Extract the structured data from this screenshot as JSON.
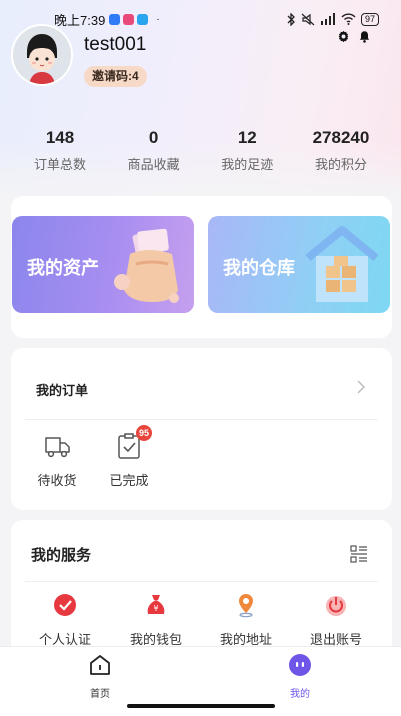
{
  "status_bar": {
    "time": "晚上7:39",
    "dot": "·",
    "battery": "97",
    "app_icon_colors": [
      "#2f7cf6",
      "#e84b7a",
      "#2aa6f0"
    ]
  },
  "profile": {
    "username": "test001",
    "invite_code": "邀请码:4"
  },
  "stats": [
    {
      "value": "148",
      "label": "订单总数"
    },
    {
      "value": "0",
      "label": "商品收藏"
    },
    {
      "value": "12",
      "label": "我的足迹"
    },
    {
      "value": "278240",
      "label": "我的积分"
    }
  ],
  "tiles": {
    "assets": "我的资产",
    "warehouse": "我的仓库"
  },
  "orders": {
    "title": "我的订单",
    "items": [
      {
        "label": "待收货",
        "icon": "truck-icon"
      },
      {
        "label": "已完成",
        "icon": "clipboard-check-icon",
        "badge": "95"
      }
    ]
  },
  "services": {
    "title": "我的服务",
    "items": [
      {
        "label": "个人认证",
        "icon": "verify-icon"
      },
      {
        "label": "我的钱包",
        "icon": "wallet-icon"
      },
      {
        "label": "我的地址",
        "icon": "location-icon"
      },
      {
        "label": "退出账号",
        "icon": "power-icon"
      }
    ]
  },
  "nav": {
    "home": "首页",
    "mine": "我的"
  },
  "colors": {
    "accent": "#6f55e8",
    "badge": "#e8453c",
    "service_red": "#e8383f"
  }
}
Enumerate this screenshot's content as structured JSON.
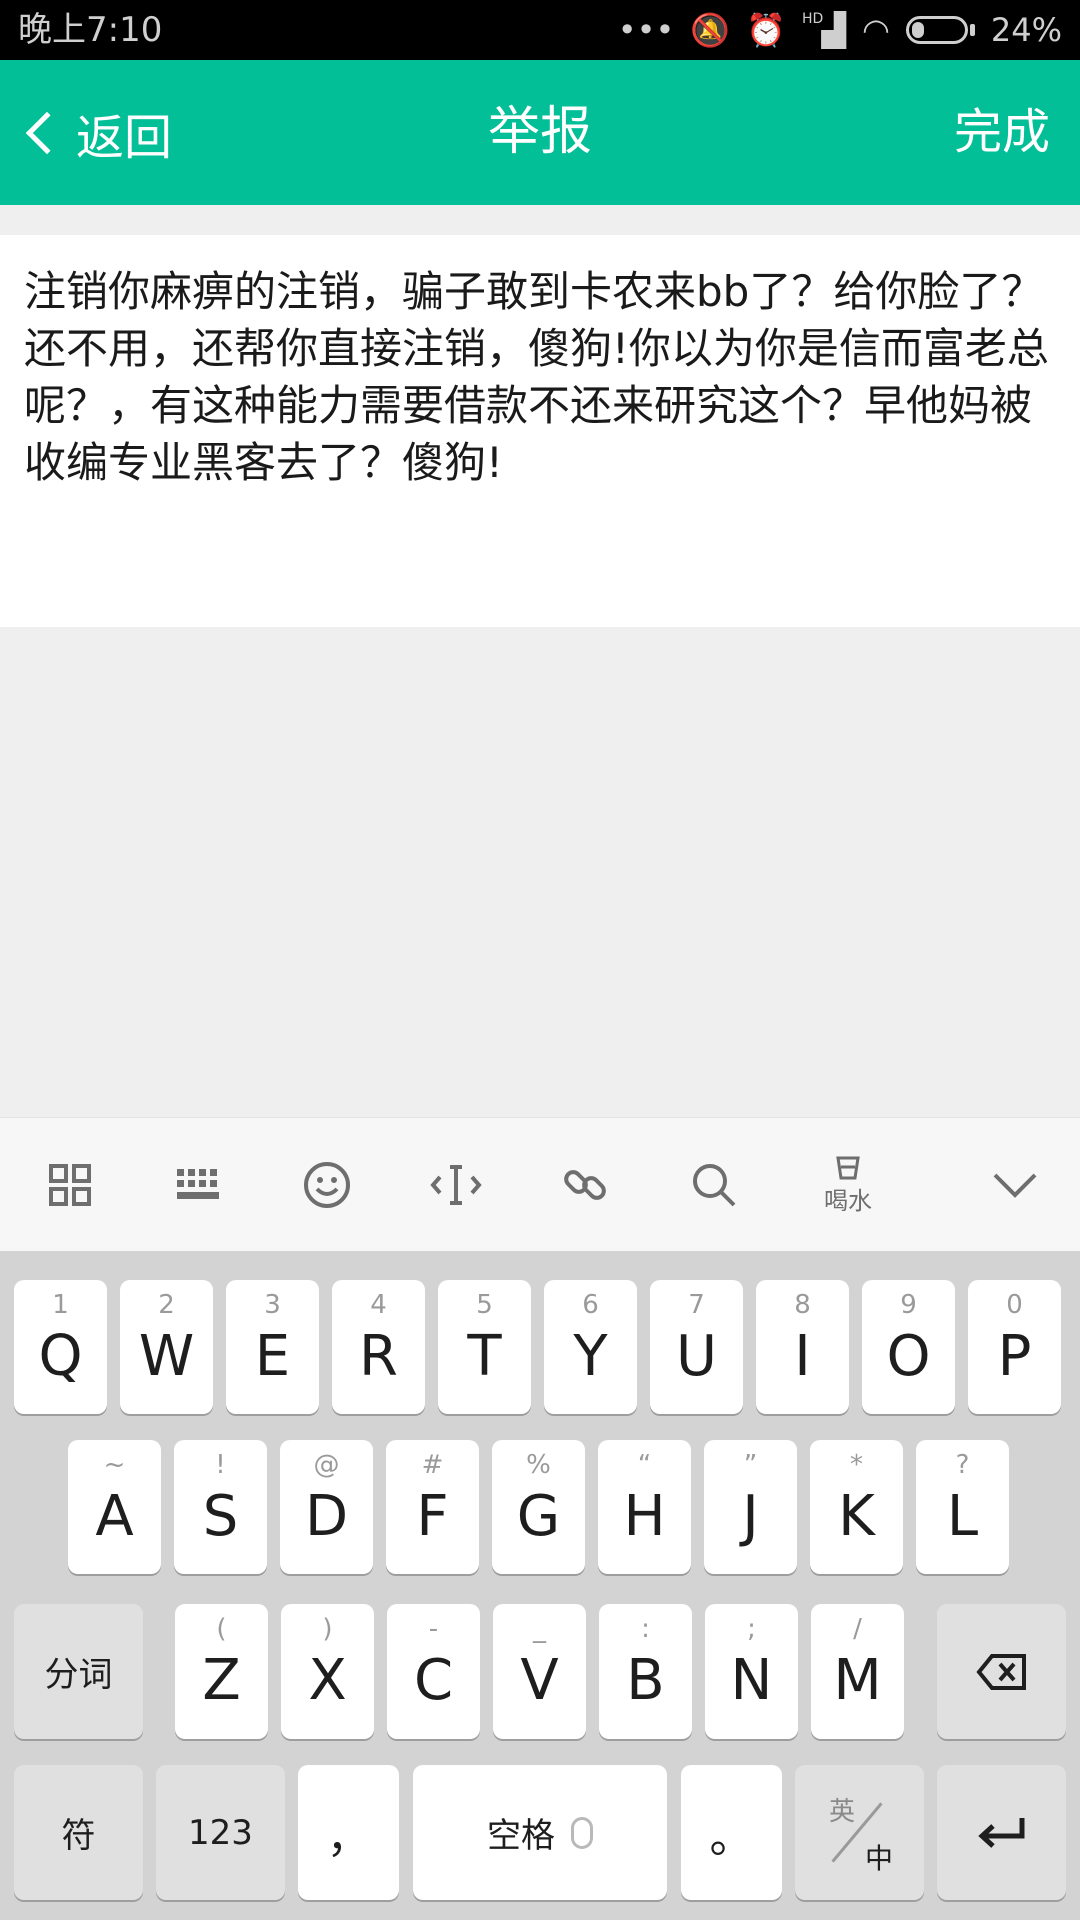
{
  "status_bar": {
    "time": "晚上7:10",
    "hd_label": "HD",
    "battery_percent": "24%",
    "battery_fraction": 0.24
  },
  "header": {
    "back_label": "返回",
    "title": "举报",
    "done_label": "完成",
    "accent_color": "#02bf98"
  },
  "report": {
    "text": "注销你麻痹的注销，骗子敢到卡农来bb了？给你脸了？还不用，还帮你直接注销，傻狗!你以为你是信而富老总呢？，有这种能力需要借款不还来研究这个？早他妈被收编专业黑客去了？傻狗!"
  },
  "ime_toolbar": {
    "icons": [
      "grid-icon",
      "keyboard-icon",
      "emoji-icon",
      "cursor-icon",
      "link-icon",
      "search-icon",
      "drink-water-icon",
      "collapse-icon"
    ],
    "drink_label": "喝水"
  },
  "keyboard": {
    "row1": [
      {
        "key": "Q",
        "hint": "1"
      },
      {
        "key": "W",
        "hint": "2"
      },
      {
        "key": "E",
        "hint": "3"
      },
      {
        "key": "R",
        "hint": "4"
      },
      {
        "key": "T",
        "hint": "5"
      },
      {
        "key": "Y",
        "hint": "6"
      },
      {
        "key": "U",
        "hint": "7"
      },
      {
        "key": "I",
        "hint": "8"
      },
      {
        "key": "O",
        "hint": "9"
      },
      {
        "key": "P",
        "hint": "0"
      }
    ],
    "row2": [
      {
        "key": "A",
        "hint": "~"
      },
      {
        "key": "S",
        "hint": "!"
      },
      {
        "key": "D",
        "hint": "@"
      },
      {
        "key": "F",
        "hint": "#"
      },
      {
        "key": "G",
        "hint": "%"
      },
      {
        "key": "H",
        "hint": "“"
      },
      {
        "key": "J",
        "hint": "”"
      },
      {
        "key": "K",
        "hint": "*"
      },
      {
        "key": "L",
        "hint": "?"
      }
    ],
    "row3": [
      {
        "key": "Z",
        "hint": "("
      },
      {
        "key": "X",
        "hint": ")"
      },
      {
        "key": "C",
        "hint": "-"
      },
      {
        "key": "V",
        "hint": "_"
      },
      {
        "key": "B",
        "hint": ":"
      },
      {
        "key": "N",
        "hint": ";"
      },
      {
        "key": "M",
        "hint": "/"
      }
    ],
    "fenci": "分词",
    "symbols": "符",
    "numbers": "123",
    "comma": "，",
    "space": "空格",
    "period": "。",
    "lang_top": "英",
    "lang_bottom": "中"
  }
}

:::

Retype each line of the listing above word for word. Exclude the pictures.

• Answer box:
Extract the structured data from this screenshot as JSON.
{
  "status_bar": {
    "time": "晚上7:39",
    "dot": "·",
    "battery": "97",
    "app_icon_colors": [
      "#2f7cf6",
      "#e84b7a",
      "#2aa6f0"
    ]
  },
  "profile": {
    "username": "test001",
    "invite_code": "邀请码:4"
  },
  "stats": [
    {
      "value": "148",
      "label": "订单总数"
    },
    {
      "value": "0",
      "label": "商品收藏"
    },
    {
      "value": "12",
      "label": "我的足迹"
    },
    {
      "value": "278240",
      "label": "我的积分"
    }
  ],
  "tiles": {
    "assets": "我的资产",
    "warehouse": "我的仓库"
  },
  "orders": {
    "title": "我的订单",
    "items": [
      {
        "label": "待收货",
        "icon": "truck-icon"
      },
      {
        "label": "已完成",
        "icon": "clipboard-check-icon",
        "badge": "95"
      }
    ]
  },
  "services": {
    "title": "我的服务",
    "items": [
      {
        "label": "个人认证",
        "icon": "verify-icon"
      },
      {
        "label": "我的钱包",
        "icon": "wallet-icon"
      },
      {
        "label": "我的地址",
        "icon": "location-icon"
      },
      {
        "label": "退出账号",
        "icon": "power-icon"
      }
    ]
  },
  "nav": {
    "home": "首页",
    "mine": "我的"
  },
  "colors": {
    "accent": "#6f55e8",
    "badge": "#e8453c",
    "service_red": "#e8383f"
  }
}
Enumerate this screenshot's content as structured JSON.
{
  "status_bar": {
    "time": "晚上7:10",
    "hd_label": "HD",
    "battery_percent": "24%",
    "battery_fraction": 0.24
  },
  "header": {
    "back_label": "返回",
    "title": "举报",
    "done_label": "完成",
    "accent_color": "#02bf98"
  },
  "report": {
    "text": "注销你麻痹的注销，骗子敢到卡农来bb了？给你脸了？还不用，还帮你直接注销，傻狗!你以为你是信而富老总呢？，有这种能力需要借款不还来研究这个？早他妈被收编专业黑客去了？傻狗!"
  },
  "ime_toolbar": {
    "icons": [
      "grid-icon",
      "keyboard-icon",
      "emoji-icon",
      "cursor-icon",
      "link-icon",
      "search-icon",
      "drink-water-icon",
      "collapse-icon"
    ],
    "drink_label": "喝水"
  },
  "keyboard": {
    "row1": [
      {
        "key": "Q",
        "hint": "1"
      },
      {
        "key": "W",
        "hint": "2"
      },
      {
        "key": "E",
        "hint": "3"
      },
      {
        "key": "R",
        "hint": "4"
      },
      {
        "key": "T",
        "hint": "5"
      },
      {
        "key": "Y",
        "hint": "6"
      },
      {
        "key": "U",
        "hint": "7"
      },
      {
        "key": "I",
        "hint": "8"
      },
      {
        "key": "O",
        "hint": "9"
      },
      {
        "key": "P",
        "hint": "0"
      }
    ],
    "row2": [
      {
        "key": "A",
        "hint": "~"
      },
      {
        "key": "S",
        "hint": "!"
      },
      {
        "key": "D",
        "hint": "@"
      },
      {
        "key": "F",
        "hint": "#"
      },
      {
        "key": "G",
        "hint": "%"
      },
      {
        "key": "H",
        "hint": "“"
      },
      {
        "key": "J",
        "hint": "”"
      },
      {
        "key": "K",
        "hint": "*"
      },
      {
        "key": "L",
        "hint": "?"
      }
    ],
    "row3": [
      {
        "key": "Z",
        "hint": "("
      },
      {
        "key": "X",
        "hint": ")"
      },
      {
        "key": "C",
        "hint": "-"
      },
      {
        "key": "V",
        "hint": "_"
      },
      {
        "key": "B",
        "hint": ":"
      },
      {
        "key": "N",
        "hint": ";"
      },
      {
        "key": "M",
        "hint": "/"
      }
    ],
    "fenci": "分词",
    "symbols": "符",
    "numbers": "123",
    "comma": "，",
    "space": "空格",
    "period": "。",
    "lang_top": "英",
    "lang_bottom": "中"
  }
}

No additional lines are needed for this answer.